                                                                                                                                                                                                                                                                                                                                                                                                                                                                                        Chapter 3 Establishing Rapport

                                                                                                                                                                                                                                                                                                                                                                                                                                                                                                                                                                      I was very much surprised that Mr. Peggotty was not Ham's father, and began to wonder whether I was mistaken about his relationship to anybody else there. I was so curious to know, that I made up my mind to have it out with Mr. Peggotty.

                                                                                                                                                                                                                                                                                                                                                                                                                                                                                                                                                                                                                                                    鈥楴ov. 17, 1882.鈥擨 had, I thought, finished my Zenana-visiting to-day, when a man, at a loom in a room which I had not entered, called out to me, 鈥淚 wish a Gospel. I want to compare it with the Koran.鈥 He and the bibi wanted me to come into their room; so of course I went and sat down. Says the man, 鈥淚 think my religion good. I want to compare our books.鈥 鈥淢uch better,鈥 said I. The man brought his Koran, a translation into Urdu, probably made by some Christian, or at least printed in some Christian press. The good man treated me to such a long reading of the Koran, page after page, I did not know when he would stop! I felt it not only common politeness to sit and listen attentively, but good policy also, for how can I expect an earnest Muhammadan to give the Gospel a fair hearing, if I will not even listen to the Koran?
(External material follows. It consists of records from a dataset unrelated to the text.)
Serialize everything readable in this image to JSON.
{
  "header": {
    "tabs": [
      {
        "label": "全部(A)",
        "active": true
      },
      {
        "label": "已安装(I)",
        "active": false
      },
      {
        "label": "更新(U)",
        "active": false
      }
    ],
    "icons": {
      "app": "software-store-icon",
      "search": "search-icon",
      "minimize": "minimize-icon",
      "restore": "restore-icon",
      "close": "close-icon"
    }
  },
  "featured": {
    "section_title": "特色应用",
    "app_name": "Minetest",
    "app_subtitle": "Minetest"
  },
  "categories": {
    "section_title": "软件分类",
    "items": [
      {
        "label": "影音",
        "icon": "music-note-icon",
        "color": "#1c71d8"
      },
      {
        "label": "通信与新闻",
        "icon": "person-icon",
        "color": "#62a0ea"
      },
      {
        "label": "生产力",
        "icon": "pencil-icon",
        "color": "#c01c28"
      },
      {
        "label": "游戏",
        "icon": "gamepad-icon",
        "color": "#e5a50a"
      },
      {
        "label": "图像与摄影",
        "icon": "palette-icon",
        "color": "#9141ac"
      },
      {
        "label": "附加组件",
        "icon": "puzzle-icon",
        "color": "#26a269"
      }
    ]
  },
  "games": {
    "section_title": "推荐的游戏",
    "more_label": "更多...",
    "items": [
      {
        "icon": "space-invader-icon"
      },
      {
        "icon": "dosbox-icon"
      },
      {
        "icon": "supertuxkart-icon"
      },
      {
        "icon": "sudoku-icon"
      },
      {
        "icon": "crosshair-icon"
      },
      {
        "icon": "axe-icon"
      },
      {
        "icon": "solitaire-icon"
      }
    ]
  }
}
                                                                                                                                                                                                                                                                                                                                                                                                                                                                                                                                                                                                                                                                                                                                  ‘You don’t understand? so much the worse for you. I regard it as a duty to warn you. Old bachelors, like me, can come here, what harm can it do us! we’re tough, nothing can hurt us, what harm can it do us; but your skin’s tender yet — this air is bad for you — believe me, you may get harm from it.’